WHAT IS EXPECTED » In the data below, which lines hold the word "this"? Copy them.

─── LISTED RECORDS

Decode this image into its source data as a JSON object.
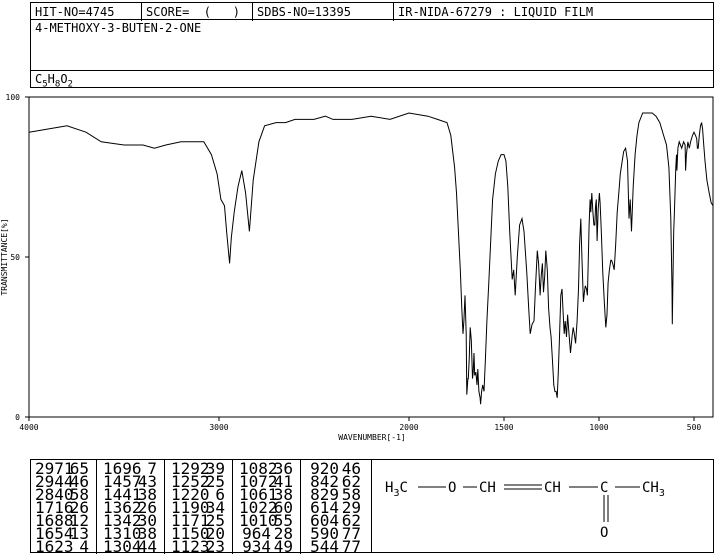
{
  "header": {
    "hit_no": "HIT-NO=4745",
    "score": "SCORE=  (   )",
    "sdbs_no": "SDBS-NO=13395",
    "ir_info": "IR-NIDA-67279 : LIQUID FILM"
  },
  "compound": {
    "name": "4-METHOXY-3-BUTEN-2-ONE",
    "formula": {
      "c": "C",
      "c_n": "5",
      "h": "H",
      "h_n": "8",
      "o": "O",
      "o_n": "2"
    }
  },
  "chart_data": {
    "type": "line",
    "title": "",
    "xlabel": "WAVENUMBER[-1]",
    "ylabel": "TRANSMITTANCE[%]",
    "xlim": [
      4000,
      400
    ],
    "ylim": [
      0,
      100
    ],
    "x_ticks": [
      {
        "value": 4000,
        "label": "4000"
      },
      {
        "value": 3000,
        "label": "3000"
      },
      {
        "value": 2000,
        "label": "2000"
      },
      {
        "value": 1500,
        "label": "1500"
      },
      {
        "value": 1000,
        "label": "1000"
      },
      {
        "value": 500,
        "label": "500"
      }
    ],
    "y_ticks": [
      {
        "value": 100,
        "label": "100"
      },
      {
        "value": 50,
        "label": "50"
      },
      {
        "value": 0,
        "label": "0"
      }
    ],
    "grid": false,
    "series": [
      {
        "color": "#000000",
        "points": [
          [
            4000,
            89
          ],
          [
            3900,
            90
          ],
          [
            3800,
            91
          ],
          [
            3700,
            89
          ],
          [
            3620,
            86
          ],
          [
            3500,
            85
          ],
          [
            3400,
            85
          ],
          [
            3340,
            84
          ],
          [
            3280,
            85
          ],
          [
            3200,
            86
          ],
          [
            3120,
            86
          ],
          [
            3080,
            86
          ],
          [
            3040,
            82
          ],
          [
            3010,
            76
          ],
          [
            2990,
            68
          ],
          [
            2971,
            66
          ],
          [
            2960,
            58
          ],
          [
            2944,
            48
          ],
          [
            2935,
            56
          ],
          [
            2920,
            64
          ],
          [
            2900,
            72
          ],
          [
            2880,
            77
          ],
          [
            2860,
            70
          ],
          [
            2840,
            58
          ],
          [
            2820,
            74
          ],
          [
            2790,
            86
          ],
          [
            2760,
            91
          ],
          [
            2700,
            92
          ],
          [
            2650,
            92
          ],
          [
            2600,
            93
          ],
          [
            2500,
            93
          ],
          [
            2440,
            94
          ],
          [
            2400,
            93
          ],
          [
            2300,
            93
          ],
          [
            2200,
            94
          ],
          [
            2100,
            93
          ],
          [
            2000,
            95
          ],
          [
            1900,
            94
          ],
          [
            1850,
            93
          ],
          [
            1800,
            92
          ],
          [
            1780,
            88
          ],
          [
            1760,
            78
          ],
          [
            1750,
            70
          ],
          [
            1740,
            58
          ],
          [
            1730,
            46
          ],
          [
            1722,
            34
          ],
          [
            1716,
            26
          ],
          [
            1711,
            30
          ],
          [
            1705,
            38
          ],
          [
            1699,
            26
          ],
          [
            1696,
            7
          ],
          [
            1690,
            12
          ],
          [
            1688,
            12
          ],
          [
            1683,
            18
          ],
          [
            1678,
            28
          ],
          [
            1672,
            24
          ],
          [
            1666,
            12
          ],
          [
            1662,
            14
          ],
          [
            1658,
            20
          ],
          [
            1654,
            13
          ],
          [
            1648,
            14
          ],
          [
            1642,
            10
          ],
          [
            1638,
            15
          ],
          [
            1632,
            8
          ],
          [
            1626,
            6
          ],
          [
            1623,
            4
          ],
          [
            1618,
            8
          ],
          [
            1612,
            10
          ],
          [
            1605,
            8
          ],
          [
            1598,
            18
          ],
          [
            1590,
            30
          ],
          [
            1580,
            42
          ],
          [
            1570,
            55
          ],
          [
            1560,
            68
          ],
          [
            1545,
            76
          ],
          [
            1530,
            80
          ],
          [
            1515,
            82
          ],
          [
            1500,
            82
          ],
          [
            1490,
            80
          ],
          [
            1480,
            72
          ],
          [
            1470,
            58
          ],
          [
            1457,
            43
          ],
          [
            1449,
            46
          ],
          [
            1441,
            38
          ],
          [
            1430,
            50
          ],
          [
            1418,
            60
          ],
          [
            1405,
            62
          ],
          [
            1395,
            58
          ],
          [
            1380,
            45
          ],
          [
            1370,
            34
          ],
          [
            1362,
            26
          ],
          [
            1352,
            29
          ],
          [
            1342,
            30
          ],
          [
            1335,
            40
          ],
          [
            1325,
            52
          ],
          [
            1318,
            48
          ],
          [
            1310,
            38
          ],
          [
            1304,
            44
          ],
          [
            1298,
            48
          ],
          [
            1292,
            39
          ],
          [
            1286,
            44
          ],
          [
            1280,
            52
          ],
          [
            1272,
            46
          ],
          [
            1265,
            34
          ],
          [
            1258,
            28
          ],
          [
            1252,
            25
          ],
          [
            1245,
            18
          ],
          [
            1238,
            10
          ],
          [
            1232,
            8
          ],
          [
            1226,
            8
          ],
          [
            1220,
            6
          ],
          [
            1214,
            14
          ],
          [
            1208,
            25
          ],
          [
            1201,
            38
          ],
          [
            1195,
            40
          ],
          [
            1190,
            34
          ],
          [
            1183,
            26
          ],
          [
            1178,
            30
          ],
          [
            1171,
            25
          ],
          [
            1165,
            32
          ],
          [
            1158,
            26
          ],
          [
            1150,
            20
          ],
          [
            1142,
            25
          ],
          [
            1136,
            28
          ],
          [
            1130,
            26
          ],
          [
            1123,
            23
          ],
          [
            1115,
            30
          ],
          [
            1108,
            40
          ],
          [
            1102,
            54
          ],
          [
            1096,
            62
          ],
          [
            1090,
            50
          ],
          [
            1082,
            36
          ],
          [
            1077,
            39
          ],
          [
            1072,
            41
          ],
          [
            1066,
            40
          ],
          [
            1061,
            38
          ],
          [
            1057,
            48
          ],
          [
            1052,
            60
          ],
          [
            1047,
            68
          ],
          [
            1043,
            64
          ],
          [
            1038,
            70
          ],
          [
            1032,
            64
          ],
          [
            1027,
            60
          ],
          [
            1022,
            60
          ],
          [
            1018,
            66
          ],
          [
            1014,
            68
          ],
          [
            1010,
            55
          ],
          [
            1004,
            65
          ],
          [
            998,
            70
          ],
          [
            994,
            67
          ],
          [
            988,
            58
          ],
          [
            980,
            45
          ],
          [
            972,
            36
          ],
          [
            964,
            28
          ],
          [
            958,
            32
          ],
          [
            952,
            42
          ],
          [
            945,
            46
          ],
          [
            938,
            49
          ],
          [
            934,
            49
          ],
          [
            928,
            48
          ],
          [
            920,
            46
          ],
          [
            912,
            54
          ],
          [
            904,
            64
          ],
          [
            896,
            70
          ],
          [
            888,
            76
          ],
          [
            878,
            80
          ],
          [
            870,
            83
          ],
          [
            860,
            84
          ],
          [
            850,
            80
          ],
          [
            842,
            62
          ],
          [
            836,
            68
          ],
          [
            829,
            58
          ],
          [
            820,
            72
          ],
          [
            810,
            82
          ],
          [
            800,
            88
          ],
          [
            790,
            92
          ],
          [
            770,
            95
          ],
          [
            750,
            95
          ],
          [
            720,
            95
          ],
          [
            700,
            94
          ],
          [
            680,
            92
          ],
          [
            660,
            88
          ],
          [
            645,
            85
          ],
          [
            632,
            78
          ],
          [
            622,
            62
          ],
          [
            616,
            40
          ],
          [
            614,
            29
          ],
          [
            611,
            42
          ],
          [
            607,
            58
          ],
          [
            604,
            62
          ],
          [
            600,
            70
          ],
          [
            596,
            78
          ],
          [
            592,
            82
          ],
          [
            590,
            77
          ],
          [
            585,
            84
          ],
          [
            578,
            86
          ],
          [
            565,
            84
          ],
          [
            555,
            86
          ],
          [
            547,
            85
          ],
          [
            544,
            77
          ],
          [
            540,
            82
          ],
          [
            532,
            86
          ],
          [
            525,
            84
          ],
          [
            518,
            86
          ],
          [
            508,
            88
          ],
          [
            500,
            89
          ],
          [
            492,
            88
          ],
          [
            486,
            87
          ],
          [
            482,
            84
          ],
          [
            478,
            84
          ],
          [
            472,
            88
          ],
          [
            466,
            91
          ],
          [
            460,
            92
          ],
          [
            455,
            90
          ],
          [
            450,
            86
          ],
          [
            442,
            80
          ],
          [
            432,
            74
          ],
          [
            420,
            70
          ],
          [
            410,
            67
          ],
          [
            400,
            66
          ]
        ]
      }
    ]
  },
  "peak_table": {
    "columns": [
      [
        [
          "2971",
          "65"
        ],
        [
          "2944",
          "46"
        ],
        [
          "2840",
          "58"
        ],
        [
          "1716",
          "26"
        ],
        [
          "1688",
          "12"
        ],
        [
          "1654",
          "13"
        ],
        [
          "1623",
          "4"
        ]
      ],
      [
        [
          "1696",
          "7"
        ],
        [
          "1457",
          "43"
        ],
        [
          "1441",
          "38"
        ],
        [
          "1362",
          "26"
        ],
        [
          "1342",
          "30"
        ],
        [
          "1310",
          "38"
        ],
        [
          "1304",
          "44"
        ]
      ],
      [
        [
          "1292",
          "39"
        ],
        [
          "1252",
          "25"
        ],
        [
          "1220",
          "6"
        ],
        [
          "1190",
          "34"
        ],
        [
          "1171",
          "25"
        ],
        [
          "1150",
          "20"
        ],
        [
          "1123",
          "23"
        ]
      ],
      [
        [
          "1082",
          "36"
        ],
        [
          "1072",
          "41"
        ],
        [
          "1061",
          "38"
        ],
        [
          "1022",
          "60"
        ],
        [
          "1010",
          "55"
        ],
        [
          "964",
          "28"
        ],
        [
          "934",
          "49"
        ]
      ],
      [
        [
          "920",
          "46"
        ],
        [
          "842",
          "62"
        ],
        [
          "829",
          "58"
        ],
        [
          "614",
          "29"
        ],
        [
          "604",
          "62"
        ],
        [
          "590",
          "77"
        ],
        [
          "544",
          "77"
        ]
      ]
    ]
  },
  "structure": {
    "ch3_left": "H3C",
    "o": "O",
    "ch1": "CH",
    "ch2": "CH",
    "c": "C",
    "ch3_right": "CH3",
    "carbonyl_o": "O"
  }
}
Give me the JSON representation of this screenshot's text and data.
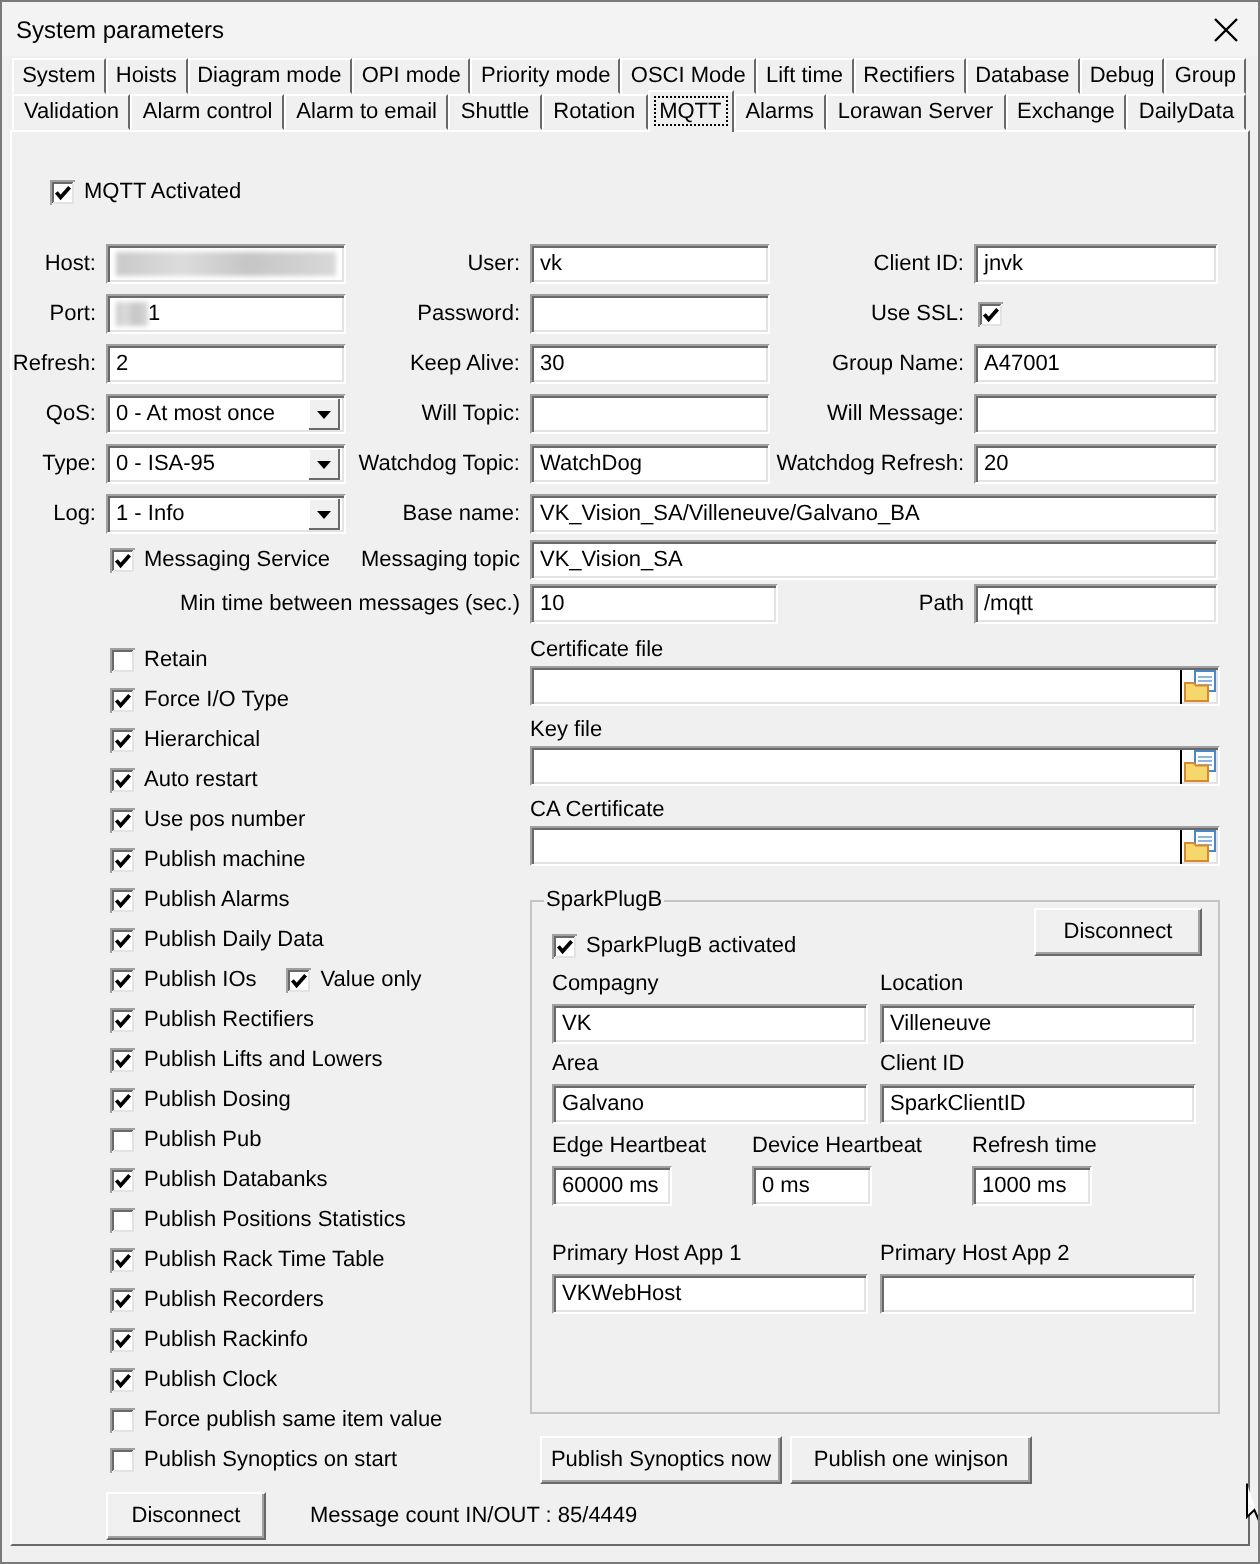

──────

THE COMPLETED TASK »
Decode this image into its source data as a JSON object.
Give me the JSON representation of this screenshot's text and data.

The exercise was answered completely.